In a biting attack on the management, Pitcher Friday morning accused REDJet of continuing to sell tickets even after it had become clear it was going out of business.
“A bunch of criminals. You take poor people money the night before or the day before you know that you closing and you still take the money and talk about credit that they will get paid. We never get paid. That is dead money. I bought two tickets going up to St Martin [and I] can’t get back the money. It dead,” Pitcher told a media conference at the Rendezvous, Christ Church office of his Fun N’ Sun Publishing company.
REDjet had posted on its Facebook page in March of 2012 that it “wishes to advise that, in light of our temporary suspension, all flights for Wednesday 28th to Friday 30th have been cancelled.
“All tickets for future travel remain valid.
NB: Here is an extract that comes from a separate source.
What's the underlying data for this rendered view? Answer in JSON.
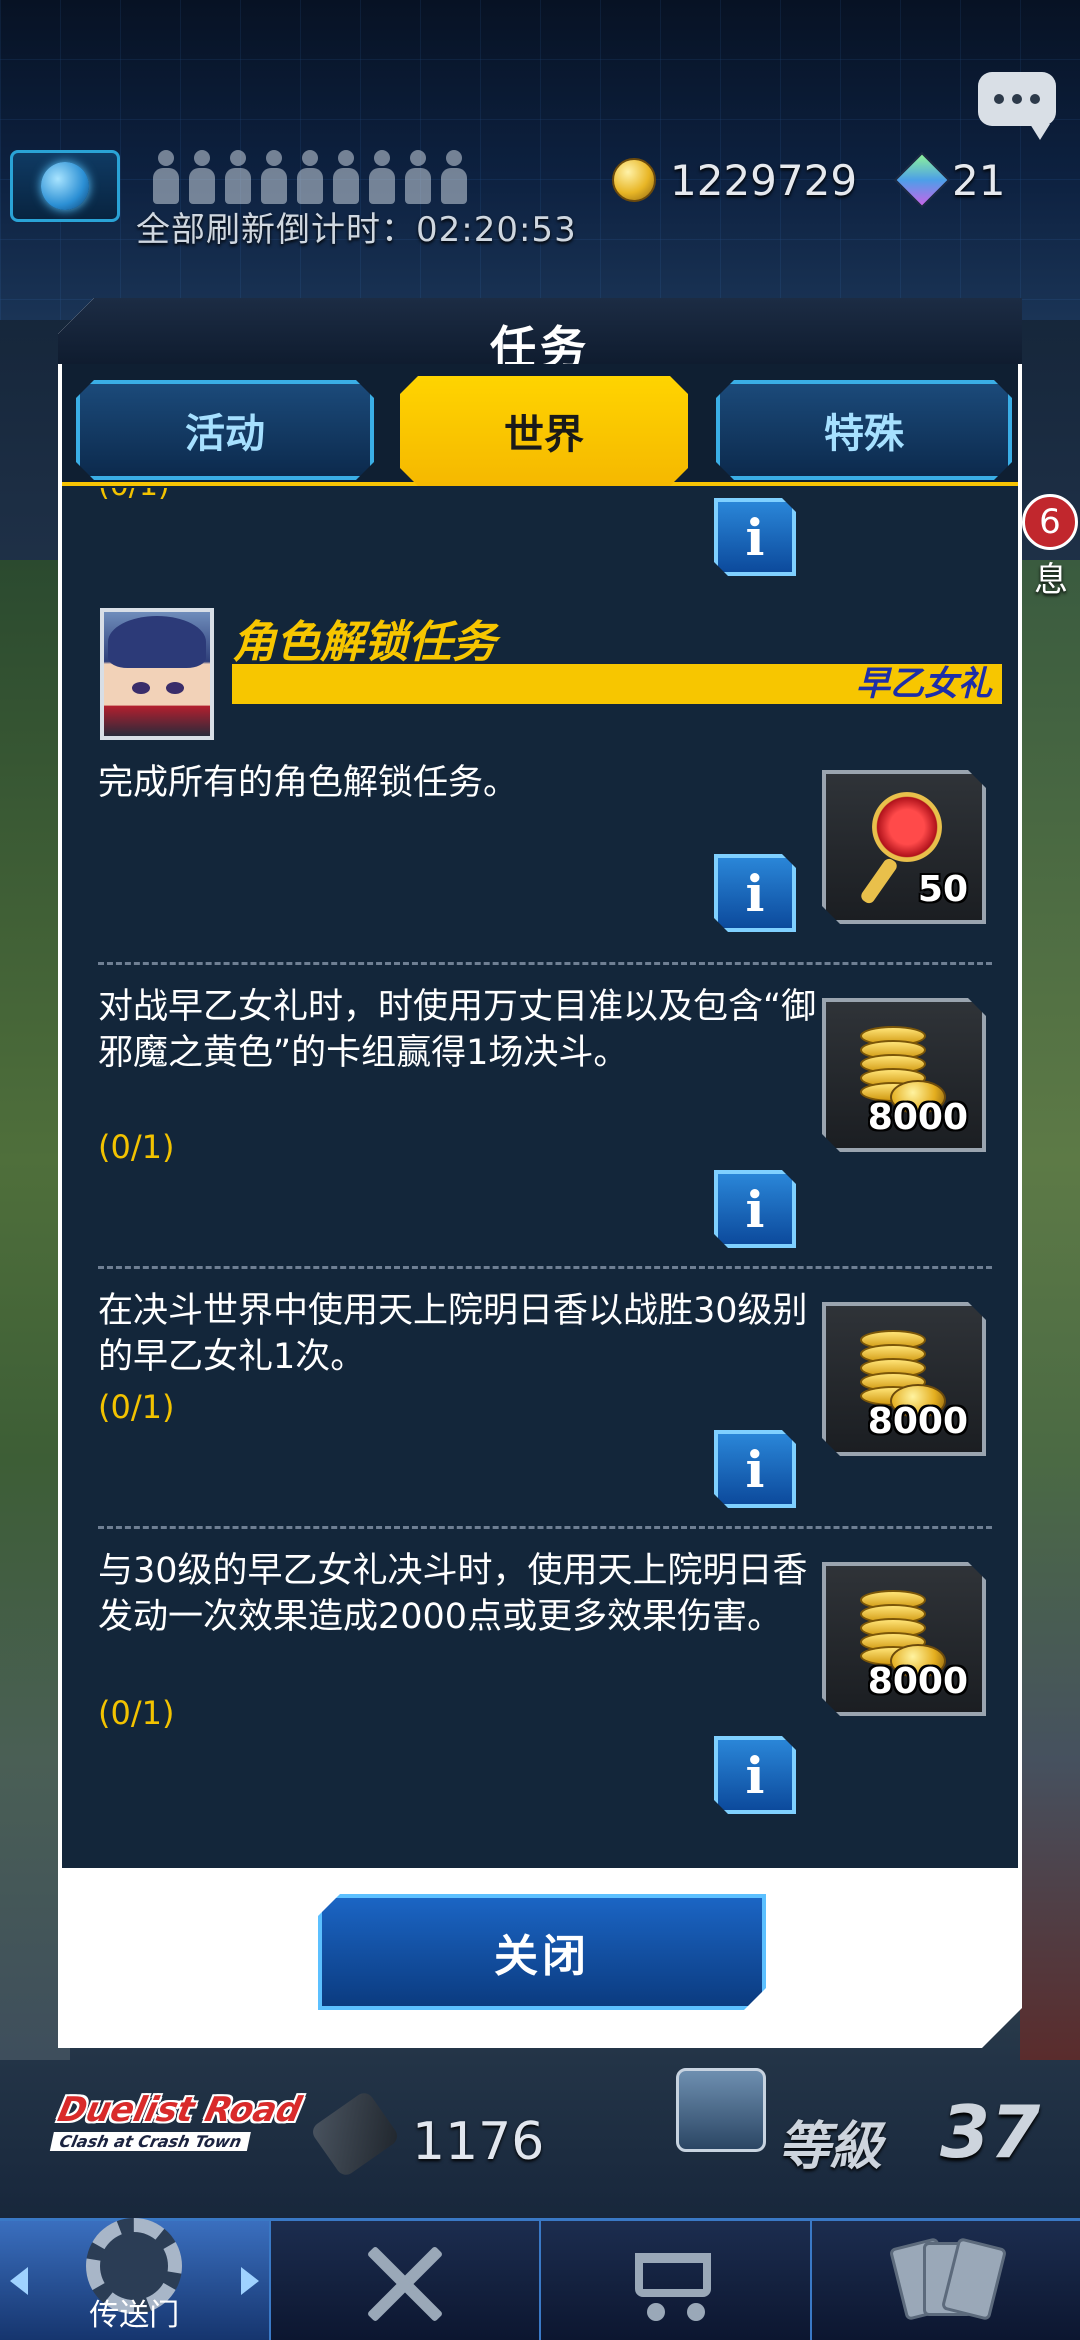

Affected passengers will be offered refunds or the option to travel with REDjet upon commencement of services,” it promised at the time.
The suspension of the airline had come months after it had cut flights, and it never resumed service, having struggled to get regional governments’ support and running into financial difficulties before its collapse.
The short-lived budget airline, which was founded by the late Ian Burns in 2010 and registered in Barbados, quickly became popular among residents because of its cheap fares, some as low as US$9.99 one-way.
Burns died from a massive heart attack at the end of July 2014 in his native Ireland.